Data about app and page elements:
+--
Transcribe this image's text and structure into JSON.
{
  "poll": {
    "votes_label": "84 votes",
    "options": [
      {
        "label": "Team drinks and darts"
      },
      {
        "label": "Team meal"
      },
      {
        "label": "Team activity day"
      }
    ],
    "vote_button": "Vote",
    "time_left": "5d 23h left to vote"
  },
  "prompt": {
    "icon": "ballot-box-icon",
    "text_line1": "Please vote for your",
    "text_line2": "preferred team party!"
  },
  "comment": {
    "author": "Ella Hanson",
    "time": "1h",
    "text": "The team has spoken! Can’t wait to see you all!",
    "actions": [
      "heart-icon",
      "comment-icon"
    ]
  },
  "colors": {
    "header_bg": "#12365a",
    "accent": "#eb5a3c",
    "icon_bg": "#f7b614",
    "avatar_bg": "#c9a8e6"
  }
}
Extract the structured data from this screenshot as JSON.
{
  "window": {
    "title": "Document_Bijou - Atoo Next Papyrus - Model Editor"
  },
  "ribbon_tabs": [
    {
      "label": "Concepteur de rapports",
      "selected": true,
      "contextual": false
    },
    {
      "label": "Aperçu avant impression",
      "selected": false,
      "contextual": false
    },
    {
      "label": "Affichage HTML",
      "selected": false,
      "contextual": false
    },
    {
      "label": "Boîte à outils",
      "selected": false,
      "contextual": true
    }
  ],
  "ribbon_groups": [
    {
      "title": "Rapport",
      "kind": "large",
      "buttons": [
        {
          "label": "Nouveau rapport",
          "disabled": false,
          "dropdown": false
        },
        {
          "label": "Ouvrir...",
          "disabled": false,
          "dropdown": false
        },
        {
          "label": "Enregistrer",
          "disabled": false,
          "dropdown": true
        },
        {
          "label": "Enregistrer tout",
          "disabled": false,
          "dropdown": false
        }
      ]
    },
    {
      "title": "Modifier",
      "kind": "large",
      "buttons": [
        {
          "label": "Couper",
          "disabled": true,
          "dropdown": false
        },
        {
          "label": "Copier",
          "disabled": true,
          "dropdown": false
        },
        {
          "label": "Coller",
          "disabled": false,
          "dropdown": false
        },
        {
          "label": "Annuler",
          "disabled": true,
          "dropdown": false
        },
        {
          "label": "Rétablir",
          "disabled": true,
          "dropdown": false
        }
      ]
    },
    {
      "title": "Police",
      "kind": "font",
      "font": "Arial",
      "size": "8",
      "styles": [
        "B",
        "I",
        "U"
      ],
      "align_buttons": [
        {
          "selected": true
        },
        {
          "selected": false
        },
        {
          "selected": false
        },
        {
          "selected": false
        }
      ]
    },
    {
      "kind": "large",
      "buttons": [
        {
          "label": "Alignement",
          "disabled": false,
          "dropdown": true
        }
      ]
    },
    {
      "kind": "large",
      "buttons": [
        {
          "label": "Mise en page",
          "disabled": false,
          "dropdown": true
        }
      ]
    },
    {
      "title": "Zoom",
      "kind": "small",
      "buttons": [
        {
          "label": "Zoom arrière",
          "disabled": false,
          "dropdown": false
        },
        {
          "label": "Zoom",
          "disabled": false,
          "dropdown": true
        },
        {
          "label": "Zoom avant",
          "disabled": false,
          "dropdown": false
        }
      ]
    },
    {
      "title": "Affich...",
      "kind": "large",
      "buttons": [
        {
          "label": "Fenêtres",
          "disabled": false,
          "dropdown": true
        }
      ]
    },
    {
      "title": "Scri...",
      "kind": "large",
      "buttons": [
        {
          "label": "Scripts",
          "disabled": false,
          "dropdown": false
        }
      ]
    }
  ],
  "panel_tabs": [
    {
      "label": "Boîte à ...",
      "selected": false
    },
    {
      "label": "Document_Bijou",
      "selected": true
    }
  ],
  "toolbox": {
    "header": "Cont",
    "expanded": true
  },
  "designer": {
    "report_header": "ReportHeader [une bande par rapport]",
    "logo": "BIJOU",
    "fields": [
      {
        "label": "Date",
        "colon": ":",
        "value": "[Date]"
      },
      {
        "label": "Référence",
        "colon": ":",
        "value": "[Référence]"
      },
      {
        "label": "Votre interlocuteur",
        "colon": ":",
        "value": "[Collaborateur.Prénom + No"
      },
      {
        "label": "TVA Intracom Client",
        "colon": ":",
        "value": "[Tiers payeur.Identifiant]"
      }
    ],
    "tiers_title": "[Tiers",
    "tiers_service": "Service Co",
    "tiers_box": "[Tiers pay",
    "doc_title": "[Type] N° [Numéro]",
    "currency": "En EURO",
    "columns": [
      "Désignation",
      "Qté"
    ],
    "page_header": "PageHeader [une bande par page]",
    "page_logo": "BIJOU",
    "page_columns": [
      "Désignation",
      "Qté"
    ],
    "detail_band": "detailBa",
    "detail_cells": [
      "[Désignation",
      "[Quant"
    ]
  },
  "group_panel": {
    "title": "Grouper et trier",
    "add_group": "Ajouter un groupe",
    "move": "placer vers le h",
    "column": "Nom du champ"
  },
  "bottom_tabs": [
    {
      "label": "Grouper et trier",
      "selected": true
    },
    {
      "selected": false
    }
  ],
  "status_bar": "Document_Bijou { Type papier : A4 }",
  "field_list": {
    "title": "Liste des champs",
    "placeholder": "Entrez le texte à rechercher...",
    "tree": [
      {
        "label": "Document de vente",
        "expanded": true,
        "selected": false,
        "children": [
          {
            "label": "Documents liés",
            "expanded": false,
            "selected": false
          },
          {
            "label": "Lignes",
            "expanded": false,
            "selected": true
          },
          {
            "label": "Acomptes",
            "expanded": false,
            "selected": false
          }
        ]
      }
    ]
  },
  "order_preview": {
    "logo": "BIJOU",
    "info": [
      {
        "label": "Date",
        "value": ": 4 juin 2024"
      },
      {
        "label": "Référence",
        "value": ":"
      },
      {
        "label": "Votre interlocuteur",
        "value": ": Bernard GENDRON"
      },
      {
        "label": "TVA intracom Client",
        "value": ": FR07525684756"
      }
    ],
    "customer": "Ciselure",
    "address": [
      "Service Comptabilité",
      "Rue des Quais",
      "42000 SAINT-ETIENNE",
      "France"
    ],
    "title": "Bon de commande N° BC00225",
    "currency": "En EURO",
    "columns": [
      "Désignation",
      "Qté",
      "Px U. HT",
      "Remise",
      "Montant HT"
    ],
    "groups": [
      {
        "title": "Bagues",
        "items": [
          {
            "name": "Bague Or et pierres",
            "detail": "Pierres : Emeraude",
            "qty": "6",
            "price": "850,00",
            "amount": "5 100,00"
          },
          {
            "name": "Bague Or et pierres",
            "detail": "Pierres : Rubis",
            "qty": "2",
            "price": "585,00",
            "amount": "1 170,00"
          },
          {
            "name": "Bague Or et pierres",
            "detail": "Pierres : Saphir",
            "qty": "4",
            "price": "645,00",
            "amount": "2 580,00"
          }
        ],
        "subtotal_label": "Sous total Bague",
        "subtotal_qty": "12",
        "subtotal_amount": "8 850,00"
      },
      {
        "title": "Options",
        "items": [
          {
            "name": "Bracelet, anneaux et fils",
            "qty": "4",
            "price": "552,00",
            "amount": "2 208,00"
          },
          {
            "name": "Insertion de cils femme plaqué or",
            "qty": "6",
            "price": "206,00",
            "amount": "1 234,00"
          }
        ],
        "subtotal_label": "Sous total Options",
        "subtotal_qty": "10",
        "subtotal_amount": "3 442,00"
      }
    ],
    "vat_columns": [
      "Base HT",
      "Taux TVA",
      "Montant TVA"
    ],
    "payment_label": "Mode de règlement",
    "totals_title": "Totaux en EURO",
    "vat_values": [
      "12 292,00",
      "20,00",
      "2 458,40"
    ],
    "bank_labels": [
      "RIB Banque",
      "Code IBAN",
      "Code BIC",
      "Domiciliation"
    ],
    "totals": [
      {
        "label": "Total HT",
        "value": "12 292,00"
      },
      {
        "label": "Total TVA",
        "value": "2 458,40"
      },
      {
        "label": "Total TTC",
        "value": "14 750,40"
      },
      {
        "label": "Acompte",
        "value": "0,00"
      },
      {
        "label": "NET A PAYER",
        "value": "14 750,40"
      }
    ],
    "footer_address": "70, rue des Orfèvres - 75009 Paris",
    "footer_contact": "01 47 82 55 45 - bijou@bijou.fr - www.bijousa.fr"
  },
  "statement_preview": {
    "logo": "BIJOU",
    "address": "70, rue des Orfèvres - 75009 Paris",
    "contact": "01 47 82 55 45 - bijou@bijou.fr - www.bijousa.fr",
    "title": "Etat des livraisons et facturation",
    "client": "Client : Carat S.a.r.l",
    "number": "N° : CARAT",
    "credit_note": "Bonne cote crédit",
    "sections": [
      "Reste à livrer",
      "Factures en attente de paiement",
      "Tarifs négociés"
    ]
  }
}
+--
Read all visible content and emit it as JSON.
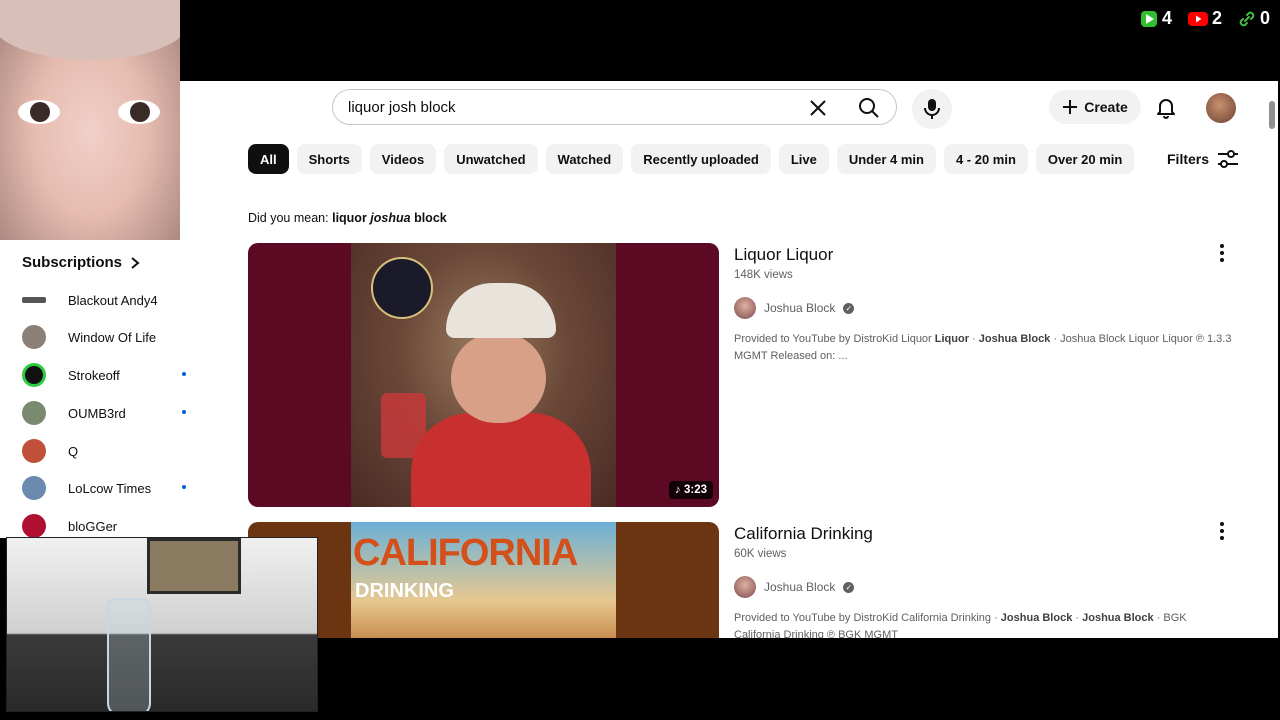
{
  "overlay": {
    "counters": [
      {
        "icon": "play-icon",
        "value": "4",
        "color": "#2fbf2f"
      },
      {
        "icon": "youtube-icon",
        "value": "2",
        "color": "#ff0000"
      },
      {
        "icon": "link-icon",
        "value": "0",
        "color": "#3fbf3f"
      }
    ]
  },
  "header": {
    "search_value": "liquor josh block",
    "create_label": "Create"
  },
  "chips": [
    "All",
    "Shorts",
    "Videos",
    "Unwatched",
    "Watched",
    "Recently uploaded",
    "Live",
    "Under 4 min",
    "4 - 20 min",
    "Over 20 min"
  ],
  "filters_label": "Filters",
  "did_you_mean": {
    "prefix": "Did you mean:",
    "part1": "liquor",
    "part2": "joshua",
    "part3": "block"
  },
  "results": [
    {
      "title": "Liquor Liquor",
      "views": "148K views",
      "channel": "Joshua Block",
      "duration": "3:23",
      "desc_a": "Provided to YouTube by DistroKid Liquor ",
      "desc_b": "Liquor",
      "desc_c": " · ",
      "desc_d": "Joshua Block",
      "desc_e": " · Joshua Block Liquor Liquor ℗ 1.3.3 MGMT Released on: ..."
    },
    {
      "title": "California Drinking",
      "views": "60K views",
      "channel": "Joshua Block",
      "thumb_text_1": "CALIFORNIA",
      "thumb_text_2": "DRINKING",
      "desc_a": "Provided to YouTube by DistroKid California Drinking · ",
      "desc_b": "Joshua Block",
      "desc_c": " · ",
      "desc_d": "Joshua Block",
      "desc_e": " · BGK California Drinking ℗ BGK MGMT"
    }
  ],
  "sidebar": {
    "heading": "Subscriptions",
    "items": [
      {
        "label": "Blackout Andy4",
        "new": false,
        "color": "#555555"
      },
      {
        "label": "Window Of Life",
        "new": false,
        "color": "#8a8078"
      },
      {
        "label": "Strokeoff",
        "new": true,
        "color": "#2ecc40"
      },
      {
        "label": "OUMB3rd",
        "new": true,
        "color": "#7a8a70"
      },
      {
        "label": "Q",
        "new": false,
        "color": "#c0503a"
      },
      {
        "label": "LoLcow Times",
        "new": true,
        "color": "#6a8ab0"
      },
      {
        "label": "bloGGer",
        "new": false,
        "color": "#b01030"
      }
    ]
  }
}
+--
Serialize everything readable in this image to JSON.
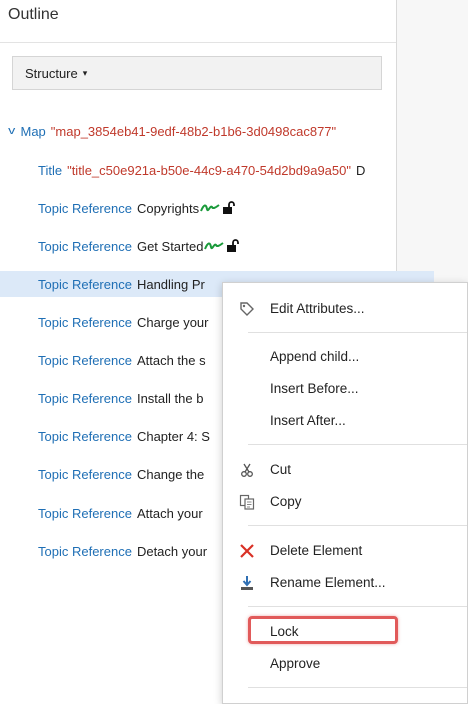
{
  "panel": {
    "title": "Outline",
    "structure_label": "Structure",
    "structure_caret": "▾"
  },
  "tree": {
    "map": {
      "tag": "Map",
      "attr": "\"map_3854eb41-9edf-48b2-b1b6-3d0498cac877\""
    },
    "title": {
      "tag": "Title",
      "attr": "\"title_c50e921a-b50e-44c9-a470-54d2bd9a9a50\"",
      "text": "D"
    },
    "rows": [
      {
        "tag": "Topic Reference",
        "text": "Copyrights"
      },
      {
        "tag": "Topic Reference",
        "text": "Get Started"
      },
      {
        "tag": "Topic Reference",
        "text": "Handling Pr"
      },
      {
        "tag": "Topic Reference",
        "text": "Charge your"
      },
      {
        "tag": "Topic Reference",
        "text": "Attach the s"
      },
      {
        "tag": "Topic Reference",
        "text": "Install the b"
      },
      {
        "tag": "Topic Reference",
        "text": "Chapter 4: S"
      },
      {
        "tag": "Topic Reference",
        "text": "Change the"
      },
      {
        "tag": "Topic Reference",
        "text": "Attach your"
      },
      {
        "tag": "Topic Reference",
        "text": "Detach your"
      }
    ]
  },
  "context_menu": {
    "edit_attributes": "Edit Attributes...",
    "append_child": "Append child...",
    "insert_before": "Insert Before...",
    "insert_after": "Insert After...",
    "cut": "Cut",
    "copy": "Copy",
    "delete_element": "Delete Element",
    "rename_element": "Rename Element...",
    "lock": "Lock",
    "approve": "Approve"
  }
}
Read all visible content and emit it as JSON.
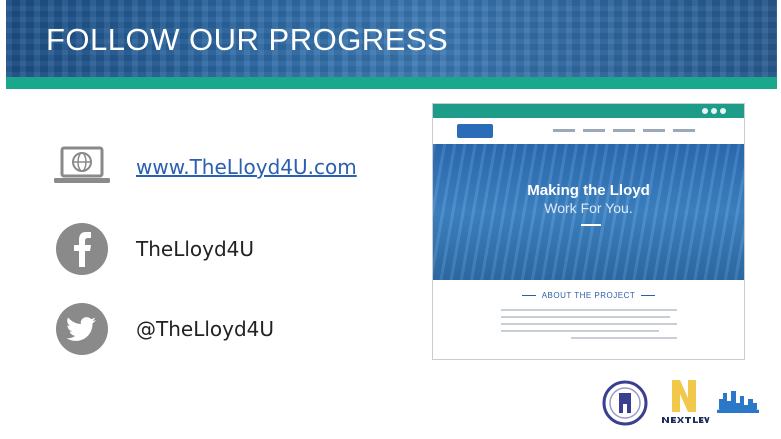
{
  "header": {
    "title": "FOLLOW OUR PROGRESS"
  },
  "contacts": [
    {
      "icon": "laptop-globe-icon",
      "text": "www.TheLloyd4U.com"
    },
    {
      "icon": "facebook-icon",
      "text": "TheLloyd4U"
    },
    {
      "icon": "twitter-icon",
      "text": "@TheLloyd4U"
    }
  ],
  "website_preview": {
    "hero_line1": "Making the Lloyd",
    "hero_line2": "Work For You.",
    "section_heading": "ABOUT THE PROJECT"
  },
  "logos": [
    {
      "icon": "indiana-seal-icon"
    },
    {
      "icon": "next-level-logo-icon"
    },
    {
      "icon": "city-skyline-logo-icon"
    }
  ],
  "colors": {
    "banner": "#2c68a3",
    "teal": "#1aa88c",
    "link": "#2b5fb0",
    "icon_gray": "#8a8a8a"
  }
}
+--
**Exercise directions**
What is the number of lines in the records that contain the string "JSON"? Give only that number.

**Answer to this problem**
5